Court Rules No Fly List Process Is Unconstitutional and Must Be Reformed
Court Orders Government to Give Plaintiffs in ACLU Lawsuit a Chance to Clear Their Names
June 24, 2014
FOR IMMEDIATE RELEASE
PORTLAND, Ore. – In a landmark ruling, a federal judge struck down as unconstitutional the government’s procedures for people on the No Fly List to challenge their inclusion. The decision came in an American Civil Liberties Union lawsuit brought on behalf of 13 Americans who found themselves on the list without any notice, reasons, or meaningful way to get off it.
The judge ordered the government to create a new process that remedies these shortcomings, calling the current process “wholly ineffective” and a violation of the Fifth Amendment's guarantee of due process. The ruling also granted a key request in the lawsuit, ordering the government to tell the ACLU’s clients why they are on the No Fly List and give them the opportunity to challenge their inclusion on the list before the judge.
“For years, in the name of national security the government has argued for blanket secrecy and judicial deference to its profoundly unfair No Fly List procedures, and those arguments have now been resoundingly rejected by the court,” said ACLU National Security Project Director Hina Shamsi, one of the attorneys who argued the case.
“Our clients will finally get the due process to which they are entitled under the Constitution. This excellent decision also benefits other people wrongly stuck on the No Fly List, with the promise of a way out from a Kafkaesque bureaucracy causing them no end of grief and hardship. We hope this serves as a wake-up call for the government to fix its broken watchlist system, which has swept up so many innocent people.”

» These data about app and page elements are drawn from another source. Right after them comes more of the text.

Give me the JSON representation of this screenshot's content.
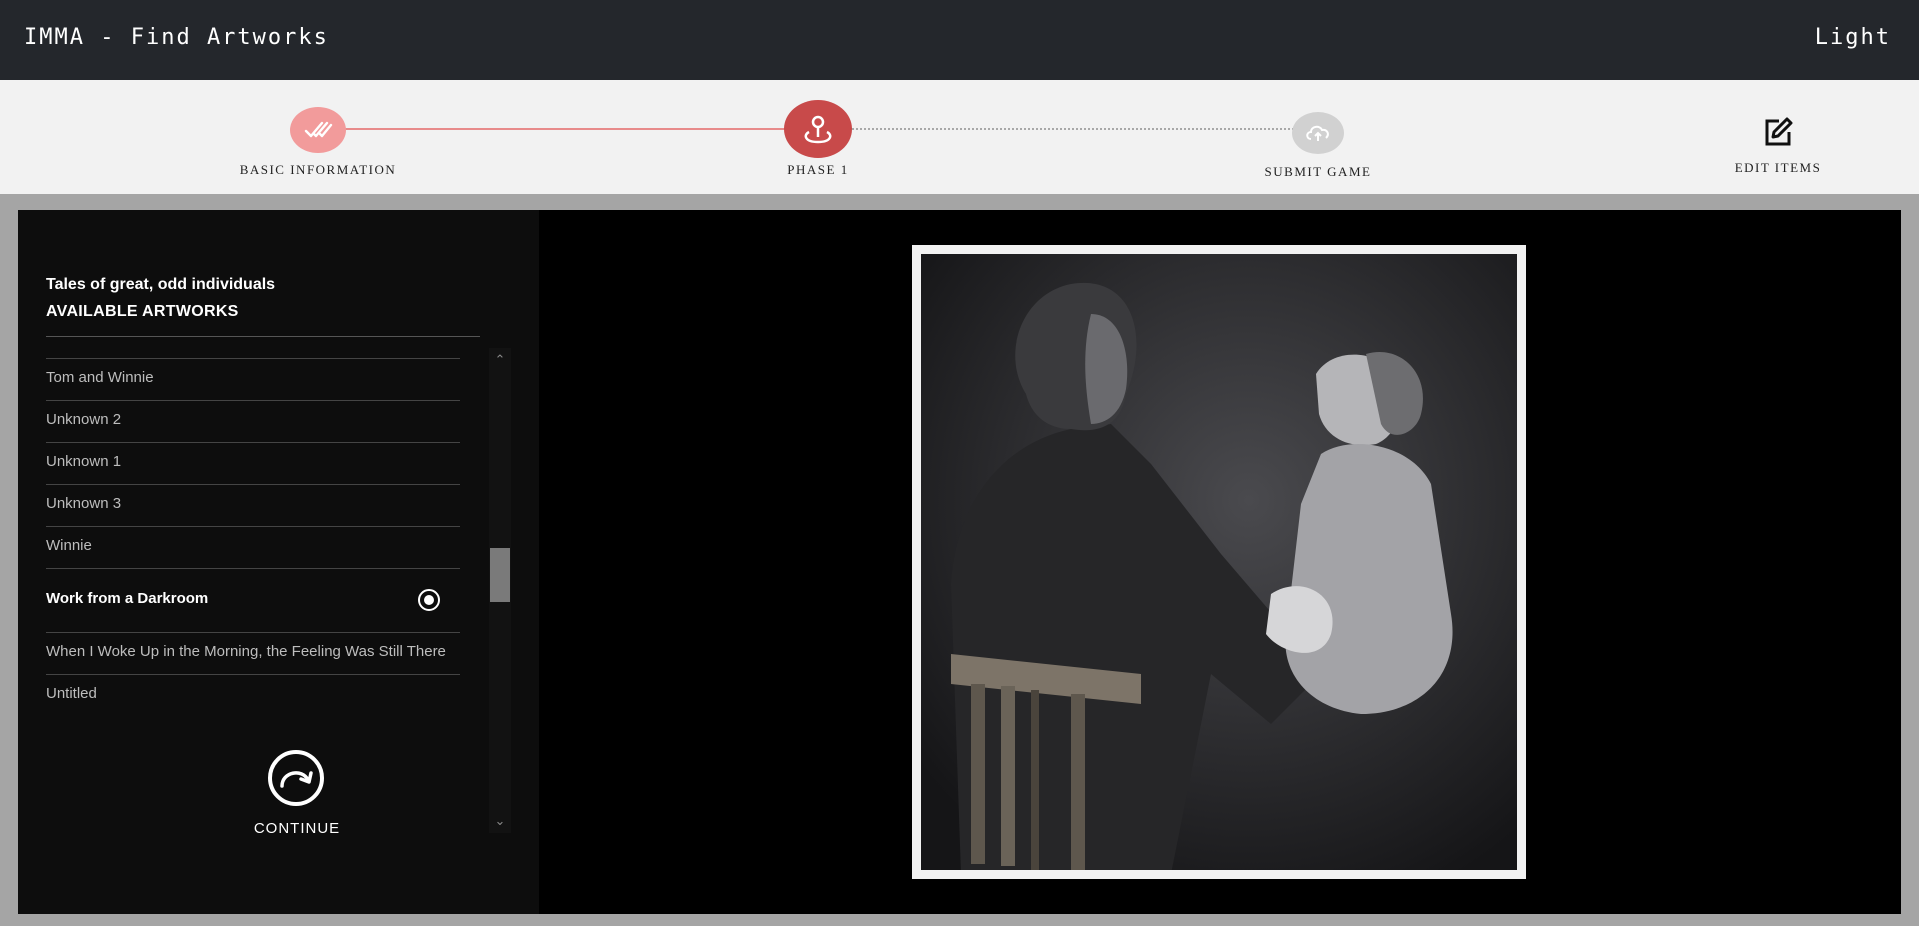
{
  "app": {
    "title": "IMMA - Find Artworks",
    "theme_toggle": "Light"
  },
  "stepper": {
    "steps": [
      {
        "label": "BASIC INFORMATION",
        "status": "completed",
        "icon": "double-check-icon"
      },
      {
        "label": "PHASE 1",
        "status": "active",
        "icon": "map-pin-icon"
      },
      {
        "label": "SUBMIT GAME",
        "status": "pending",
        "icon": "cloud-upload-icon"
      },
      {
        "label": "EDIT ITEMS",
        "status": "action",
        "icon": "edit-icon"
      }
    ],
    "colors": {
      "completed": "#f29b9b",
      "active": "#c84a4a",
      "pending": "#d1d1d1"
    }
  },
  "panel": {
    "theme_name": "Tales of great, odd individuals",
    "heading": "AVAILABLE ARTWORKS",
    "artworks": [
      "Tom and Winnie",
      "Unknown 2",
      "Unknown 1",
      "Unknown 3",
      "Winnie",
      "Work from a Darkroom",
      "When I Woke Up in the Morning, the Feeling Was Still There",
      "Untitled"
    ],
    "selected": "Work from a Darkroom",
    "continue_label": "CONTINUE"
  }
}
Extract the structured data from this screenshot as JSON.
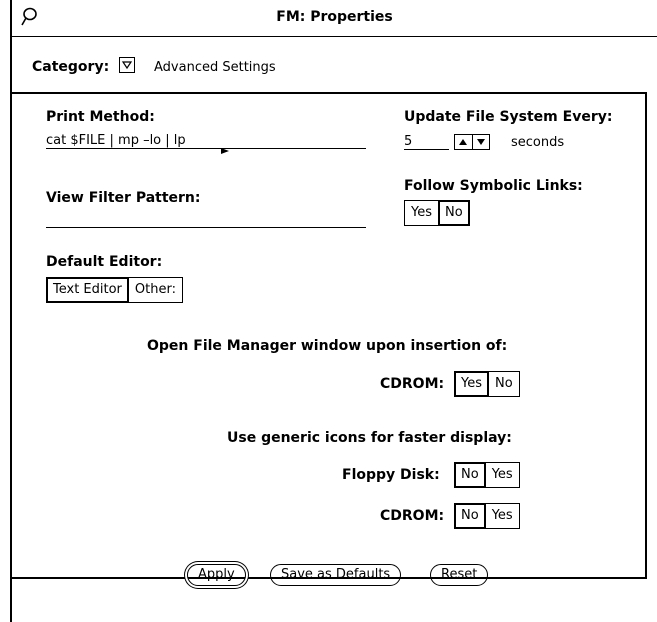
{
  "window": {
    "title": "FM: Properties"
  },
  "category": {
    "label": "Category:",
    "value": "Advanced Settings"
  },
  "print_method": {
    "label": "Print Method:",
    "value": "cat $FILE | mp –lo | lp"
  },
  "update_fs": {
    "label": "Update File System Every:",
    "value": "5",
    "unit": "seconds"
  },
  "view_filter": {
    "label": "View Filter Pattern:",
    "value": ""
  },
  "follow_links": {
    "label": "Follow Symbolic Links:",
    "options": [
      "Yes",
      "No"
    ],
    "selected": "No"
  },
  "default_editor": {
    "label": "Default Editor:",
    "options": [
      "Text Editor",
      "Other:"
    ],
    "selected": "Text Editor"
  },
  "open_fm": {
    "heading": "Open File Manager window upon insertion of:",
    "cdrom_label": "CDROM:",
    "options": [
      "Yes",
      "No"
    ],
    "selected": "Yes"
  },
  "generic_icons": {
    "heading": "Use generic icons for faster display:",
    "floppy_label": "Floppy Disk:",
    "floppy_options": [
      "No",
      "Yes"
    ],
    "floppy_selected": "No",
    "cdrom_label": "CDROM:",
    "cdrom_options": [
      "No",
      "Yes"
    ],
    "cdrom_selected": "No"
  },
  "buttons": {
    "apply": "Apply",
    "save_defaults": "Save as Defaults",
    "reset": "Reset"
  },
  "icons": {
    "window_menu": "window-menu-icon",
    "category_menu": "dropdown-triangle-icon",
    "spin_up": "spin-up-icon",
    "spin_down": "spin-down-icon"
  }
}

According to media reports, there are more than 20,000 people on the No Fly List. Their only recourse is to file a request with the Department of Homeland Security's Traveler Redress Inquiry Program (DHS TRIP), after which DHS responds with a letter that does not explain why they were denied boarding. The letter does not confirm or deny whether their names remain on the list, and does not indicate whether they can fly.
The ruling from the U.S. District Court in Oregon found, “[W]ithout proper notice and an opportunity to be heard, an individual could be doomed to indefinite placement on the No-Fly List. … [T]he absence of any meaningful procedures to afford Plaintiffs the opportunity to contest their placement on the No-Fly List violates Plaintiffs’ rights to procedural due process.”
One of the plaintiffs in the case is Sheikh Mohamed Abdirahman Kariye, who is the imam of Portland’s largest Mosque.
“Finally I will be able to challenge whatever incorrect information the government has been using to stigmatize me and keep me from flying,” Imam Kariye said. “I have been prevented by the government from traveling to visit my family members and fulfill religious obligations for years, and it has had a devastating impact on all of us. After all this time, I look forward to a fair process that allows me to clear my name in court.”
The national ACLU, along with its affiliates in Oregon, Southern California, Northern California, and New Mexico, filed the lawsuit in June 2010 on behalf of 13 U.S. citizens, including four military veterans. In July 2012, the 9th Circuit Appeals Court reversed the district court's dismissal of the case on jurisdictional grounds, allowing the district court to consider the case on its merits. In August 2013, the court found that constitutional rights are at stake when the government places Americans on the list.
Today’s ruling is at:
More information on the case and plaintiffs is at:
A recent ACLU report on the problems with the government’s overall watchlist system is at: